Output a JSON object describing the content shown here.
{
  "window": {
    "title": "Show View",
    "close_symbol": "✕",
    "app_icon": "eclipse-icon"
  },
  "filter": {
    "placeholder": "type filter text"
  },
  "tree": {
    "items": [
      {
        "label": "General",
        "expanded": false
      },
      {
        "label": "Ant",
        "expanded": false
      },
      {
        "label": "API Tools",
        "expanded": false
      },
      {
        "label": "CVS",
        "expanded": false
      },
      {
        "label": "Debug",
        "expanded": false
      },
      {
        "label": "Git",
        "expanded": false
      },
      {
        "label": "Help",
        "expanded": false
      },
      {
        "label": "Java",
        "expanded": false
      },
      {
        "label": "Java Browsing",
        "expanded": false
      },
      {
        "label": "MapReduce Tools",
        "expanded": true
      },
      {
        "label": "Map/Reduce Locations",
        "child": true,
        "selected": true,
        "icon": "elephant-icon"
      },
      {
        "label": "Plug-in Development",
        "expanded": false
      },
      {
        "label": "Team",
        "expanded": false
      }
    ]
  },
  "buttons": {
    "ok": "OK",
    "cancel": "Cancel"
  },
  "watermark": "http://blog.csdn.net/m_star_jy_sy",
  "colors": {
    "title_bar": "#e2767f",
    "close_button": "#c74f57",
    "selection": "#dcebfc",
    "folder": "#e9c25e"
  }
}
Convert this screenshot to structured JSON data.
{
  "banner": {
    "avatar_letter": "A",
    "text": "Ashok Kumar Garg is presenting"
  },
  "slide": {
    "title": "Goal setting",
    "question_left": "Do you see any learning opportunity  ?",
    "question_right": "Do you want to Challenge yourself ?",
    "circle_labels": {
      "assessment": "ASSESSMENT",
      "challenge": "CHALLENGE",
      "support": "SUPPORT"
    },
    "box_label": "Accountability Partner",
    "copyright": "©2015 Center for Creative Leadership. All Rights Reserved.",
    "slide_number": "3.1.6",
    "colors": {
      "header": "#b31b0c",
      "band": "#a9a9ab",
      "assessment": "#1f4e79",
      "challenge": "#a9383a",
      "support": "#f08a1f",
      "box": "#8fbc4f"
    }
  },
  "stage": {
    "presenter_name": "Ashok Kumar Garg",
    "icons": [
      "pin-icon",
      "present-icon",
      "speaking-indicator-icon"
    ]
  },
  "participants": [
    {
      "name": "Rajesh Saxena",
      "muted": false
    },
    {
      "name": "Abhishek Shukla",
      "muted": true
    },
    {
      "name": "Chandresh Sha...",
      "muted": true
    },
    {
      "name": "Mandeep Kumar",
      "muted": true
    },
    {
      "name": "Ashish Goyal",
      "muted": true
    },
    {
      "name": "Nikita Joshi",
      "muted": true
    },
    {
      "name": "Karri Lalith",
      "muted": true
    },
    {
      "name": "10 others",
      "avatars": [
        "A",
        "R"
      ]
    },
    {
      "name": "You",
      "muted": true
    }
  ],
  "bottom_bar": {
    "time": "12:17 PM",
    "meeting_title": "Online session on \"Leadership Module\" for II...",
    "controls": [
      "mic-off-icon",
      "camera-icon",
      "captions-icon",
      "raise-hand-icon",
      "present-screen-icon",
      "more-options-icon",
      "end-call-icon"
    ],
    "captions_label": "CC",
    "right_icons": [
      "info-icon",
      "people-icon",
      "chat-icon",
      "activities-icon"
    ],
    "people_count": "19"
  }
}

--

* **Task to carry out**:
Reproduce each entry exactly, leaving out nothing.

* **Written solution**:
Output a JSON object describing the content shown here.
{
  "window": {
    "title": "Show View",
    "close_symbol": "✕",
    "app_icon": "eclipse-icon"
  },
  "filter": {
    "placeholder": "type filter text"
  },
  "tree": {
    "items": [
      {
        "label": "General",
        "expanded": false
      },
      {
        "label": "Ant",
        "expanded": false
      },
      {
        "label": "API Tools",
        "expanded": false
      },
      {
        "label": "CVS",
        "expanded": false
      },
      {
        "label": "Debug",
        "expanded": false
      },
      {
        "label": "Git",
        "expanded": false
      },
      {
        "label": "Help",
        "expanded": false
      },
      {
        "label": "Java",
        "expanded": false
      },
      {
        "label": "Java Browsing",
        "expanded": false
      },
      {
        "label": "MapReduce Tools",
        "expanded": true
      },
      {
        "label": "Map/Reduce Locations",
        "child": true,
        "selected": true,
        "icon": "elephant-icon"
      },
      {
        "label": "Plug-in Development",
        "expanded": false
      },
      {
        "label": "Team",
        "expanded": false
      }
    ]
  },
  "buttons": {
    "ok": "OK",
    "cancel": "Cancel"
  },
  "watermark": "http://blog.csdn.net/m_star_jy_sy",
  "colors": {
    "title_bar": "#e2767f",
    "close_button": "#c74f57",
    "selection": "#dcebfc",
    "folder": "#e9c25e"
  }
}
Convert this screenshot to structured JSON data.
{
  "banner": {
    "avatar_letter": "A",
    "text": "Ashok Kumar Garg is presenting"
  },
  "slide": {
    "title": "Goal setting",
    "question_left": "Do you see any learning opportunity  ?",
    "question_right": "Do you want to Challenge yourself ?",
    "circle_labels": {
      "assessment": "ASSESSMENT",
      "challenge": "CHALLENGE",
      "support": "SUPPORT"
    },
    "box_label": "Accountability Partner",
    "copyright": "©2015 Center for Creative Leadership. All Rights Reserved.",
    "slide_number": "3.1.6",
    "colors": {
      "header": "#b31b0c",
      "band": "#a9a9ab",
      "assessment": "#1f4e79",
      "challenge": "#a9383a",
      "support": "#f08a1f",
      "box": "#8fbc4f"
    }
  },
  "stage": {
    "presenter_name": "Ashok Kumar Garg",
    "icons": [
      "pin-icon",
      "present-icon",
      "speaking-indicator-icon"
    ]
  },
  "participants": [
    {
      "name": "Rajesh Saxena",
      "muted": false
    },
    {
      "name": "Abhishek Shukla",
      "muted": true
    },
    {
      "name": "Chandresh Sha...",
      "muted": true
    },
    {
      "name": "Mandeep Kumar",
      "muted": true
    },
    {
      "name": "Ashish Goyal",
      "muted": true
    },
    {
      "name": "Nikita Joshi",
      "muted": true
    },
    {
      "name": "Karri Lalith",
      "muted": true
    },
    {
      "name": "10 others",
      "avatars": [
        "A",
        "R"
      ]
    },
    {
      "name": "You",
      "muted": true
    }
  ],
  "bottom_bar": {
    "time": "12:17 PM",
    "meeting_title": "Online session on \"Leadership Module\" for II...",
    "controls": [
      "mic-off-icon",
      "camera-icon",
      "captions-icon",
      "raise-hand-icon",
      "present-screen-icon",
      "more-options-icon",
      "end-call-icon"
    ],
    "captions_label": "CC",
    "right_icons": [
      "info-icon",
      "people-icon",
      "chat-icon",
      "activities-icon"
    ],
    "people_count": "19"
  }
}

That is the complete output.